1,000 wild orang-utans poached a year says WWF
Rhett A. Butler, mongabay.com
August 6, 2005
The World Wildlife Fund (WWF), a leading conservation group, estimates that 1,000 orang-utans are poached annually from the wild, often for sale as pets for the wealthy. The organization says there are some 30,000 to 40,000 orang-utans left in the wild. Orang-utans are naturally found in the increasingly scarce forests of Sumatra and Borneo. While it is illegal to capture and own wild orang-utans, laws are poorly enforced.
WWF has recently launched an initiative to protect some of the region’s remaining forests. The ‘Heart of Borneo’ plan aims to conserve “85,000 square miles of equatorial rainforest through a network of protected areas and sustainably-managed forests.
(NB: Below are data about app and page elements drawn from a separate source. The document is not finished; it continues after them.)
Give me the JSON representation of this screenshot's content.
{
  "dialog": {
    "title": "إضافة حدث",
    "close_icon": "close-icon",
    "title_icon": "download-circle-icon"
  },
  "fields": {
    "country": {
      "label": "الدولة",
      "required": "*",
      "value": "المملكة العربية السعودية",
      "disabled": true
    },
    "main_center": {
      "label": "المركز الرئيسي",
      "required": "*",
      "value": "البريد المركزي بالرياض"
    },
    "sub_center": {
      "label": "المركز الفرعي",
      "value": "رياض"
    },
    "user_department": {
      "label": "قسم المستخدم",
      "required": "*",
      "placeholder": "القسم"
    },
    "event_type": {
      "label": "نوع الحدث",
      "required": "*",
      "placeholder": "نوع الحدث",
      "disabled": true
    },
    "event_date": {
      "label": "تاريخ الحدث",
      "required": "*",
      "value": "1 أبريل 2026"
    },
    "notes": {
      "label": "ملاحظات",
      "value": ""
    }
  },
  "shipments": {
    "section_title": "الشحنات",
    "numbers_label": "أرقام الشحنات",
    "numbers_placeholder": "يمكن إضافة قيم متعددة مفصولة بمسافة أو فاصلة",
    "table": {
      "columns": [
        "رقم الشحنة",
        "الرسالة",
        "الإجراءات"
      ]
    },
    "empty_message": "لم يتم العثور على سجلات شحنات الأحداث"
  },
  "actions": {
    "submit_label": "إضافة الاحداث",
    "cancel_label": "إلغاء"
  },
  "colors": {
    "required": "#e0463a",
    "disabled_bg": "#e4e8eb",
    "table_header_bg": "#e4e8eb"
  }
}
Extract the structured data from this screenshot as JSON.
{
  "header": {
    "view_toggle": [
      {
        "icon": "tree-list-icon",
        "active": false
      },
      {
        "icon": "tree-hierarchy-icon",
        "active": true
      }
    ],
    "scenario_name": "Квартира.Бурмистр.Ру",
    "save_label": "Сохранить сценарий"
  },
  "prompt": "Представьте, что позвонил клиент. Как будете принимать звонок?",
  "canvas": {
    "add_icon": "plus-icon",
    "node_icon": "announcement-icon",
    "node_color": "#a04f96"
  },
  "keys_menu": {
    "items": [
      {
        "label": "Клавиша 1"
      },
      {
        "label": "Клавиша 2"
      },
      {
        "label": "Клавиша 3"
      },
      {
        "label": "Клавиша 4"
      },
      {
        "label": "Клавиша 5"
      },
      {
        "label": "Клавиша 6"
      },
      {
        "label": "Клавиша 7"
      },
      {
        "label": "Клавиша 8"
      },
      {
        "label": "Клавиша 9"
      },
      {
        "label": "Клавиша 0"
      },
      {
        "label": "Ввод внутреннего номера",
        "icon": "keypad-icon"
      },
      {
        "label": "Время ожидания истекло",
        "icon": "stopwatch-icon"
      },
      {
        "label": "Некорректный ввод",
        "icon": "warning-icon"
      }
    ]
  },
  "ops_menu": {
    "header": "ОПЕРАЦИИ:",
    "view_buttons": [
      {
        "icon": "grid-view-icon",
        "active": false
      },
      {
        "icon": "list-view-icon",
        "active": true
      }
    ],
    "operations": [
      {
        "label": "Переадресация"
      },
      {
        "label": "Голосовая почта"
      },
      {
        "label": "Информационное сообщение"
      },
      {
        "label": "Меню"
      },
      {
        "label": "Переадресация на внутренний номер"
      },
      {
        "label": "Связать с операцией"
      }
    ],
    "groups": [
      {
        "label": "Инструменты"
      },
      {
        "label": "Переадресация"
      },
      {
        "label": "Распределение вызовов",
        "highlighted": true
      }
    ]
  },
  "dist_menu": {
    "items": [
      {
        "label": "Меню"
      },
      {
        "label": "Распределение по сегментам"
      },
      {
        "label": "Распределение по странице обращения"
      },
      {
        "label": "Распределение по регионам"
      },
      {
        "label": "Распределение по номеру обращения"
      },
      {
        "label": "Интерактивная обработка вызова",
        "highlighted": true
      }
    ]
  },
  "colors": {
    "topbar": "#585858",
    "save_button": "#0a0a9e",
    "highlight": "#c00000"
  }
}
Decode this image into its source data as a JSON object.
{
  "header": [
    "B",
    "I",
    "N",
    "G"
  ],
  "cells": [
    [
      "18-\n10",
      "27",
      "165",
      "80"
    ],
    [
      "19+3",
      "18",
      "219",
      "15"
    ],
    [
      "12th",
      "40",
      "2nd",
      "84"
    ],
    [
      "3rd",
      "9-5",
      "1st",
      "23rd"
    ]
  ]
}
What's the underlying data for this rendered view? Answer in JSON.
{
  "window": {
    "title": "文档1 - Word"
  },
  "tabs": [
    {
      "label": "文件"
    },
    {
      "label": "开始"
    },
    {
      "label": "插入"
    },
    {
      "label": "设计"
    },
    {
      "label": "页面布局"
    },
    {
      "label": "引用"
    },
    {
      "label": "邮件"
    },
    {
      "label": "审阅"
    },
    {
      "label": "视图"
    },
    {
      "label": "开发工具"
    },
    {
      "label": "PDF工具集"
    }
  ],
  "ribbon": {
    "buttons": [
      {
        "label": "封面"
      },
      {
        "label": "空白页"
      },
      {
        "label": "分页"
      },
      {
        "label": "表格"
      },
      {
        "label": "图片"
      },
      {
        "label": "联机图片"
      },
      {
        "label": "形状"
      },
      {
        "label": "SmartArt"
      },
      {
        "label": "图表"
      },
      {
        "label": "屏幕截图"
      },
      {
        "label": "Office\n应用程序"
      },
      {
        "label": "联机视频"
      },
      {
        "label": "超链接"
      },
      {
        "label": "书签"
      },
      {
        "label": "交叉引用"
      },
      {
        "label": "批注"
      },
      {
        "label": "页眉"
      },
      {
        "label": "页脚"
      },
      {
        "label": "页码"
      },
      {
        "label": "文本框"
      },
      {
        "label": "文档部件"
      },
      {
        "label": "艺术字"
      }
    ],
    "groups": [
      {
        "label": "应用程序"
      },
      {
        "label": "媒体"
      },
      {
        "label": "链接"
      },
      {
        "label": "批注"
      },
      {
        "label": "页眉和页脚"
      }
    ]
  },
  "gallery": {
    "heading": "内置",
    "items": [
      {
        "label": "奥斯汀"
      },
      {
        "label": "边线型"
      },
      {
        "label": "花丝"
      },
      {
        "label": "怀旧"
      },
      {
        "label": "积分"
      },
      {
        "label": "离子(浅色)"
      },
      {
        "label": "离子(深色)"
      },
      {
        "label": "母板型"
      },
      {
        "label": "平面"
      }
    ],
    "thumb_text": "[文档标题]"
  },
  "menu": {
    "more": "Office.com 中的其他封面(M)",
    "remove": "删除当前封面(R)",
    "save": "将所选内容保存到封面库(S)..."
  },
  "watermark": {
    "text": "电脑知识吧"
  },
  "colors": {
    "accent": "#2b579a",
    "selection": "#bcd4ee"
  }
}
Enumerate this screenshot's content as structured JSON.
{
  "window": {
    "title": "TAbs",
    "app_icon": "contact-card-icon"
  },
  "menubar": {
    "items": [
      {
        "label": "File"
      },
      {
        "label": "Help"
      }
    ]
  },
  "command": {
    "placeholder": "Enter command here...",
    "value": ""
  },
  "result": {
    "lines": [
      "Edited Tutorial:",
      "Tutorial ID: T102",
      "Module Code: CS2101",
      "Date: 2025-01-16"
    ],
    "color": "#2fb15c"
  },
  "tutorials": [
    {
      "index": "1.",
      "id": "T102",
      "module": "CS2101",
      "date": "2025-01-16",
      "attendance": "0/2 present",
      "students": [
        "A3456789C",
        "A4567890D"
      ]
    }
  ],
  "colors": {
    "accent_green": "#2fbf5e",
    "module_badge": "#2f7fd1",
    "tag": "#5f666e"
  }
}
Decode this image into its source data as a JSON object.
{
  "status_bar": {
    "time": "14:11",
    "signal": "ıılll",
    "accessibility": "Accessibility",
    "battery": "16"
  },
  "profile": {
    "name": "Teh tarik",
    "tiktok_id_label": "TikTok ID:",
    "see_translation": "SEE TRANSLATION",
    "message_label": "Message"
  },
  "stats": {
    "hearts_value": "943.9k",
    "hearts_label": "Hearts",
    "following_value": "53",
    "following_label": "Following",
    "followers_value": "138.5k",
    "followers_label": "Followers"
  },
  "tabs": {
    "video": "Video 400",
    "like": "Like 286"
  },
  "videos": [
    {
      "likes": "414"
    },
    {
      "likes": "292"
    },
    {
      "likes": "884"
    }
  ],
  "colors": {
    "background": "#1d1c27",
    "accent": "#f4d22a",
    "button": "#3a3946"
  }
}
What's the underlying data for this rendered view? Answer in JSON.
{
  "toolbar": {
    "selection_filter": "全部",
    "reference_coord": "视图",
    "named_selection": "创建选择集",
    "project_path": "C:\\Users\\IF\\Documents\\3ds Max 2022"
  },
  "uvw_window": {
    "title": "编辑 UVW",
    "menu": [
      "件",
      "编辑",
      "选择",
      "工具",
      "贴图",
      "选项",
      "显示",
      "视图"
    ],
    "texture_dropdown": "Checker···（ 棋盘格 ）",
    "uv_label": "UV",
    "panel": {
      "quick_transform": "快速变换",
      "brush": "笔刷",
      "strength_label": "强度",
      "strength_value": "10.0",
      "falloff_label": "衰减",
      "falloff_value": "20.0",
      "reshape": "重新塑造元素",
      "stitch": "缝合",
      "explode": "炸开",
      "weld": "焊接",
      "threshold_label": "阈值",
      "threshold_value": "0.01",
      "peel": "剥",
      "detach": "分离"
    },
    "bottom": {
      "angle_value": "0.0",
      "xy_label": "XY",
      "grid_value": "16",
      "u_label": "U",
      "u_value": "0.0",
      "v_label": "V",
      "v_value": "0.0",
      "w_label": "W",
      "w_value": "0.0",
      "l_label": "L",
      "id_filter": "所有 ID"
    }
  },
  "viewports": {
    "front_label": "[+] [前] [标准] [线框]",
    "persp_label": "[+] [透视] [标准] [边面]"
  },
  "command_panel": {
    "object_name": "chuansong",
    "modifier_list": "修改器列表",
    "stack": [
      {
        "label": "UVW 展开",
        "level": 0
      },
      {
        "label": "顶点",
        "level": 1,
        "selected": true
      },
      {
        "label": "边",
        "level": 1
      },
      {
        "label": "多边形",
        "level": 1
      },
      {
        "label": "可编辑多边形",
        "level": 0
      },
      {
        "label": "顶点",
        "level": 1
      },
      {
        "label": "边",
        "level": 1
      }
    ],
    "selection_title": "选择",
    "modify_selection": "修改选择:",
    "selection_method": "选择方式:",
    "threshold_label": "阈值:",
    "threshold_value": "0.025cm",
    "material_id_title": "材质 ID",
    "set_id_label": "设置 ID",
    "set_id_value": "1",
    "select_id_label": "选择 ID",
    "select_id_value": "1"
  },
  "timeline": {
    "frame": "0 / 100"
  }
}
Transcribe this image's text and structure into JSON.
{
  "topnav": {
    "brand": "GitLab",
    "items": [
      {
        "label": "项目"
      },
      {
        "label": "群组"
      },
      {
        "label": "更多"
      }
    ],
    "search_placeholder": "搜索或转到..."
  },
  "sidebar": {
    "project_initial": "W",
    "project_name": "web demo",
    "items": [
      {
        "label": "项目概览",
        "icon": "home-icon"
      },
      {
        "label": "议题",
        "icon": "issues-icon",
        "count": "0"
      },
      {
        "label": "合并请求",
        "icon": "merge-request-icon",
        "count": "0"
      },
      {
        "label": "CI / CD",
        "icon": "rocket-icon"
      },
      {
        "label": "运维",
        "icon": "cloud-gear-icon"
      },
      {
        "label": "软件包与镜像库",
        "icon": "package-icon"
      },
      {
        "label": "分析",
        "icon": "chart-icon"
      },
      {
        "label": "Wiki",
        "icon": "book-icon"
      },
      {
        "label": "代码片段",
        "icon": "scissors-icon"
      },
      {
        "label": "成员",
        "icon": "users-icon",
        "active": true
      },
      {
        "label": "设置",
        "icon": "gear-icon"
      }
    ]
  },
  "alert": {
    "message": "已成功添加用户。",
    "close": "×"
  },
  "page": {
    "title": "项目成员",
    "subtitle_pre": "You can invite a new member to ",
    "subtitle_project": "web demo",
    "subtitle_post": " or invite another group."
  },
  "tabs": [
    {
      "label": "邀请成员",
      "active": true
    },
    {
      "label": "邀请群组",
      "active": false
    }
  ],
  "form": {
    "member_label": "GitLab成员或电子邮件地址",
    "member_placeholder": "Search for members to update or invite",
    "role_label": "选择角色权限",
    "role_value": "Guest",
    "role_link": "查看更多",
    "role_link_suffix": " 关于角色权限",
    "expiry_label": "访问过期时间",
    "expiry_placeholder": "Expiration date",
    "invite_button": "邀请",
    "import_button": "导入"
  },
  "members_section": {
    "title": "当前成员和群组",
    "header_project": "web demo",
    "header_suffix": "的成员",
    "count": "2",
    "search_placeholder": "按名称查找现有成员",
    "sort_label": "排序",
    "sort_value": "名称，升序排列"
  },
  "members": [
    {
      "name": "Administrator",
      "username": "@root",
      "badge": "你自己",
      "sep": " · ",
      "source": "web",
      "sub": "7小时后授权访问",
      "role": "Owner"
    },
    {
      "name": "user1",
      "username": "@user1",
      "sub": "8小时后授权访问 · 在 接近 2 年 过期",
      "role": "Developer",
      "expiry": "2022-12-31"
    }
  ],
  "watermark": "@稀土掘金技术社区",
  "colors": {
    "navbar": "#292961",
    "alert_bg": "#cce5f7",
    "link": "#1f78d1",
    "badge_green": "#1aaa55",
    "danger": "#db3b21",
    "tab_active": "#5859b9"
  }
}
This protection would not only benefit wildlife like orangutans, but also help alleviate poverty by increasing water and food security, and cultural survival for the people of Borneo. ”
A study released by WWF earlier this year found that at least 361 new species have been identified and described on the island of Borneo alone between 1994 and 2004: 260 insects, 50 plants, 30 freshwater fish, 7 frogs, 6 lizards, 5 crabs, 2 snakes and a toad.
“Borneo is undoubtedly one of the most important centers of biodiversity in the world,” says Dr. Mubariq Ahmad, Executive Director of WWF-Indonesia. “By acting now, we can ensure that the heart of Borneo remains a haven for both well-known and newly discovered species.”
You can learn more about Borneo and WWF at:
- Borneo’s disappearing forests; 361 new species discovered in past decade
- Borneo’s peat lands going up in smoke
- Kalimantan at the Crossroads: Dipterocarp Forests and the Future of Indonesian Borneo
- Borneo’s Lost World: Newly Discovered Species on Borneo [WWF]
- ‘The Heart of Borneo’ web expedition [WWF]
This news item used information from WWF press materials.